CH2M Hill Plateau Remediation Co. Workers remove the east end of a highly contaminated tank in the 209-E Critical Mass Laboratory to provide access to two storage tanks as part of the facility's demolition. CH2M Hill Plateau Remediation Co. Crews spent two months developing mockups, even fabricating non-contaminated replica tanks, to insure safe demolition of 11 large tanks formerly used in weapons production experiments. With radioactive contamination saturating the 209-East Critical Mass Laboratory at the U.S. Dept. of Energy’s Hanford Nuclear Waste Site in southeast Washington, contractor CH2M Hill Plateau Remediation Co. needed new techniques to demolish the nearly 9,000-sq-ft
Photo: ODOT Unstable earth and lateral loads have stymied completion of a U.S. 20 project. After millions of dollars in costs and years of delays, the Oregon Dept. of Transportation has labeled as a failure the landslide mitigation on an unfinished four-mile stretch of U.S. 20 between Pioneer Mountain and Eddyville.In an attempt to bypass a windy 10-mile roadway prone to landslide damage, Yaquina River Constructors—whose parent company is Watsonville, Calif.-based Granite Construction Co.—planned to build a total of 11 bridges for its design-build contract.
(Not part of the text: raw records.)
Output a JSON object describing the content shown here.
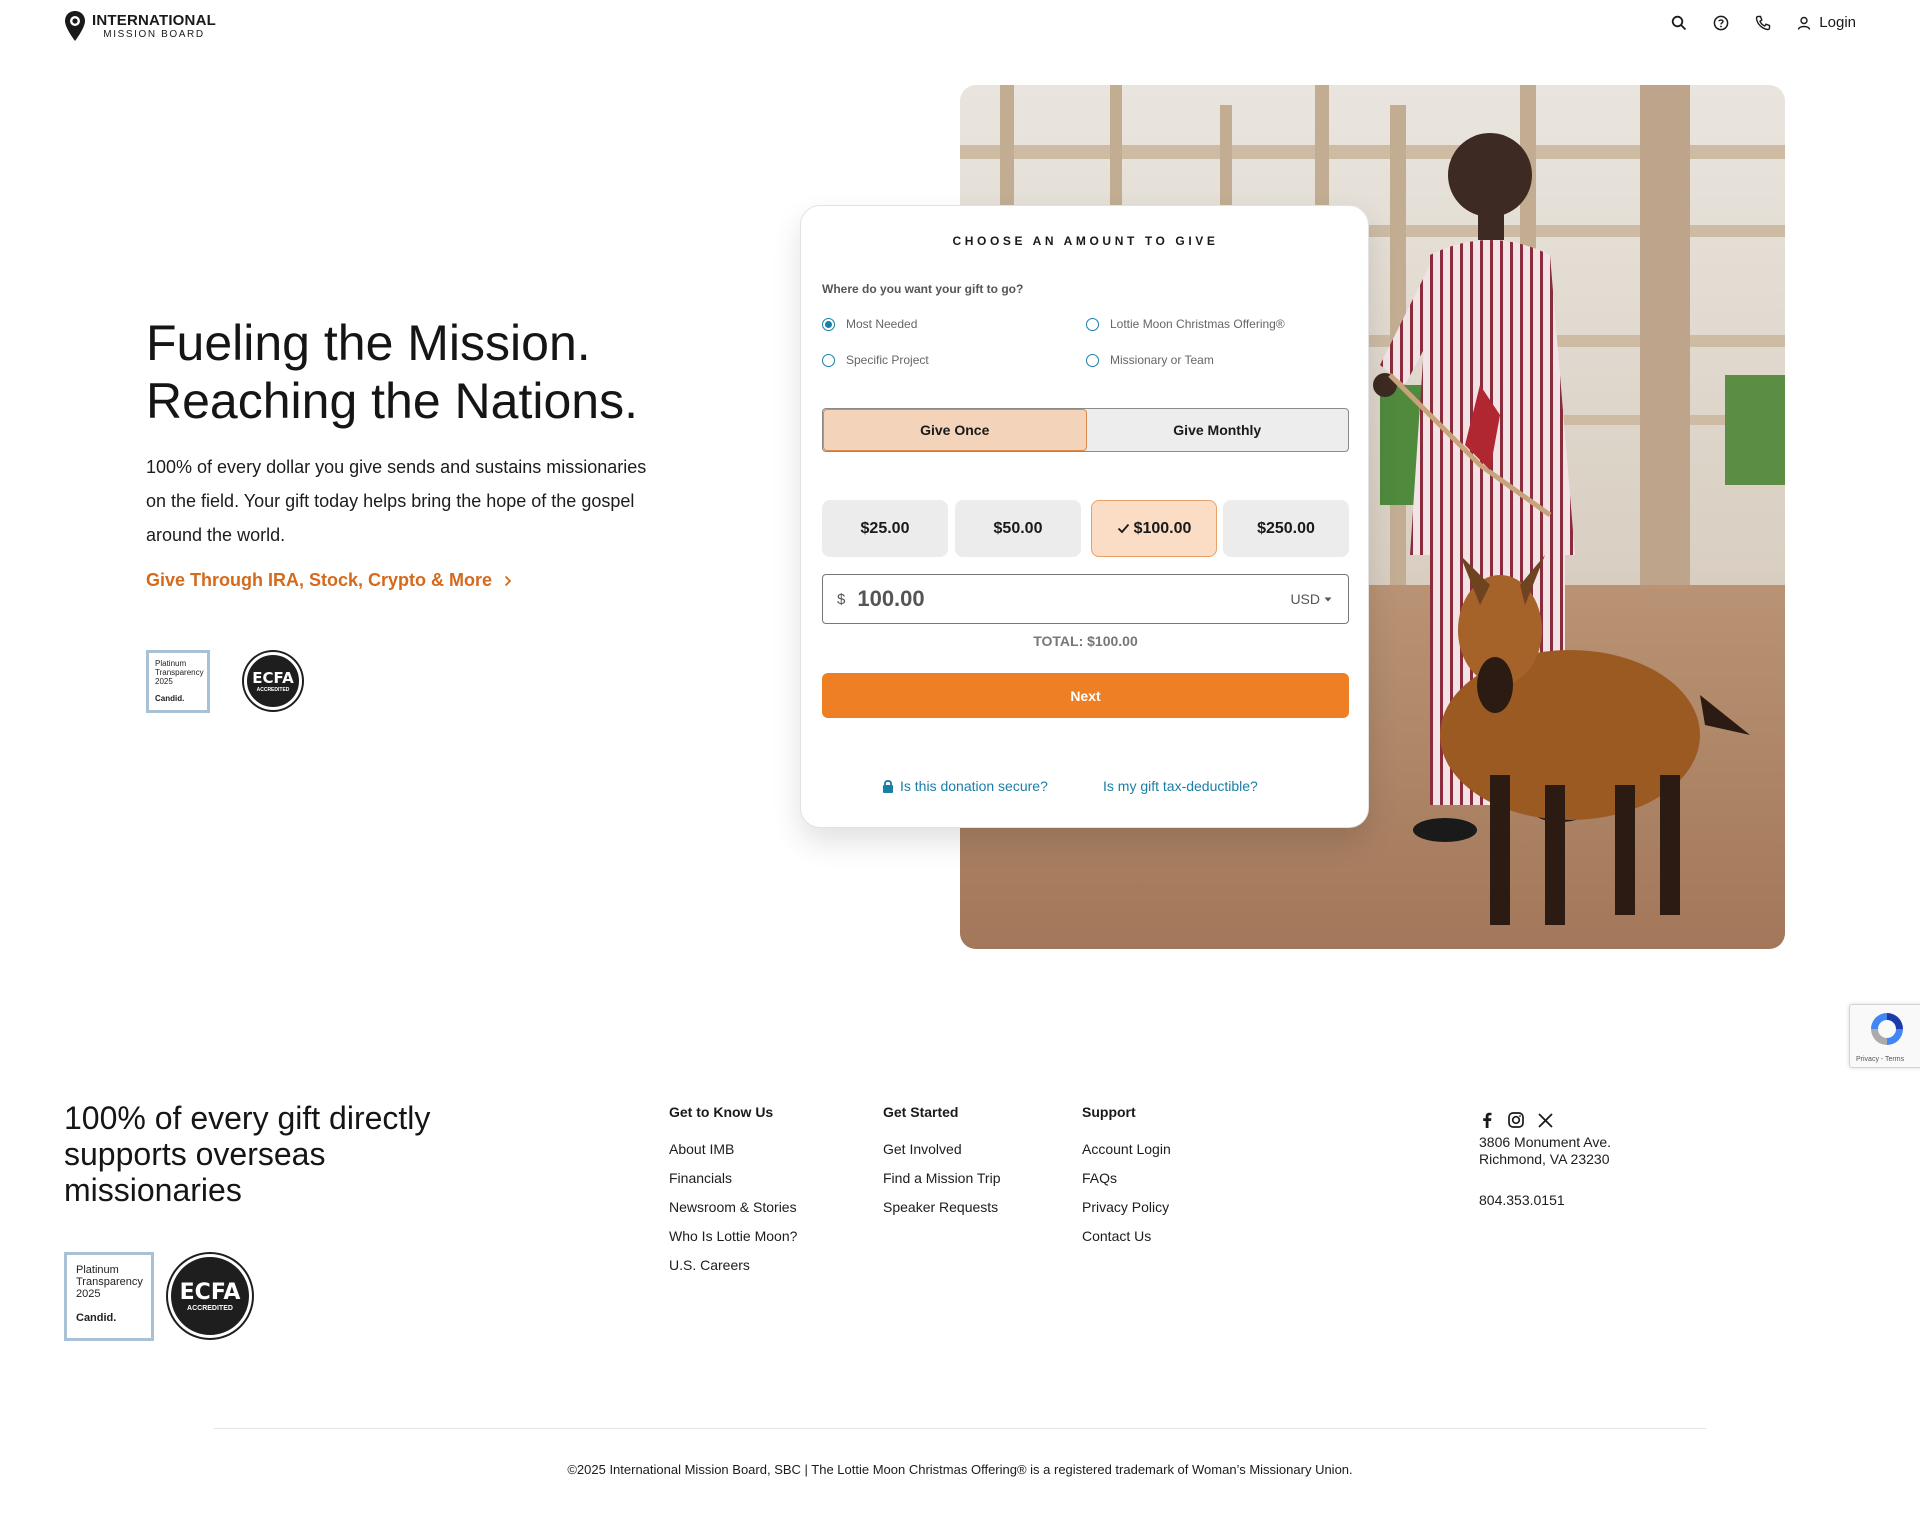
{
  "header": {
    "logo_line1": "INTERNATIONAL",
    "logo_line2": "MISSION BOARD",
    "login_label": "Login",
    "icons": [
      "search-icon",
      "help-icon",
      "phone-icon",
      "user-icon"
    ]
  },
  "hero": {
    "title_line1": "Fueling the Mission.",
    "title_line2": "Reaching the Nations.",
    "body_line1": "100% of every dollar you give sends and sustains missionaries",
    "body_line2": "on the field. Your gift today helps bring the hope of the gospel",
    "body_line3": "around the world.",
    "link_label": "Give Through IRA, Stock, Crypto & More",
    "accent_color": "#d46a1c"
  },
  "badges": {
    "candid_line1": "Platinum",
    "candid_line2": "Transparency",
    "candid_year": "2025",
    "candid_brand": "Candid.",
    "ecfa_label": "ECFA",
    "ecfa_sub": "ACCREDITED"
  },
  "form": {
    "title": "CHOOSE AN AMOUNT TO GIVE",
    "question": "Where do you want your gift to go?",
    "destinations": [
      {
        "label": "Most Needed",
        "selected": true
      },
      {
        "label": "Lottie Moon Christmas Offering®",
        "selected": false
      },
      {
        "label": "Specific Project",
        "selected": false
      },
      {
        "label": "Missionary or Team",
        "selected": false
      }
    ],
    "frequency": {
      "once": "Give Once",
      "monthly": "Give Monthly",
      "selected": "once"
    },
    "amounts": [
      {
        "label": "$25.00",
        "selected": false
      },
      {
        "label": "$50.00",
        "selected": false
      },
      {
        "label": "$100.00",
        "selected": true
      },
      {
        "label": "$250.00",
        "selected": false
      }
    ],
    "currency_symbol": "$",
    "amount_value": "100.00",
    "currency": "USD",
    "total": "TOTAL: $100.00",
    "next_label": "Next",
    "secure_link": "Is this donation secure?",
    "tax_link": "Is my gift tax-deductible?",
    "button_color": "#ee7f24",
    "link_color": "#1b7ea6"
  },
  "recaptcha": {
    "terms": "Privacy - Terms"
  },
  "footer": {
    "headline_line1": "100% of every gift directly",
    "headline_line2": "supports overseas",
    "headline_line3": "missionaries",
    "columns": [
      {
        "title": "Get to Know Us",
        "items": [
          "About IMB",
          "Financials",
          "Newsroom & Stories",
          "Who Is Lottie Moon?",
          "U.S. Careers"
        ]
      },
      {
        "title": "Get Started",
        "items": [
          "Get Involved",
          "Find a Mission Trip",
          "Speaker Requests"
        ]
      },
      {
        "title": "Support",
        "items": [
          "Account Login",
          "FAQs",
          "Privacy Policy",
          "Contact Us"
        ]
      }
    ],
    "social": [
      "facebook-icon",
      "instagram-icon",
      "x-icon"
    ],
    "address_line1": "3806 Monument Ave.",
    "address_line2": "Richmond, VA 23230",
    "phone": "804.353.0151",
    "copyright": "©2025 International Mission Board, SBC | The Lottie Moon Christmas Offering® is a registered trademark of Woman’s Missionary Union."
  }
}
Seven are now complete. The remaining four bridges were to range from 600 ft to
A decade after work began on the $12.2-billion waste treatment plant at the U.S. Dept. of Energy's Hanford site in southeastern Washington—set to be the world's largest to treat "mixed" nuclear and chemical wastes—the 65-acre "vit plant" complex still faces uncertainty in cost and design, despite completion of 85% of its engineering and more than 60% of its construction.The difficulty of designing the facilities needed to turn Hanford's 56 million gallons of liquid radioactive and chemical wastes into vitrified glass has DOE and its main contractor, Frederick, Md.-based Bechtel National, cautious as they stare down a 2013 design completion deadline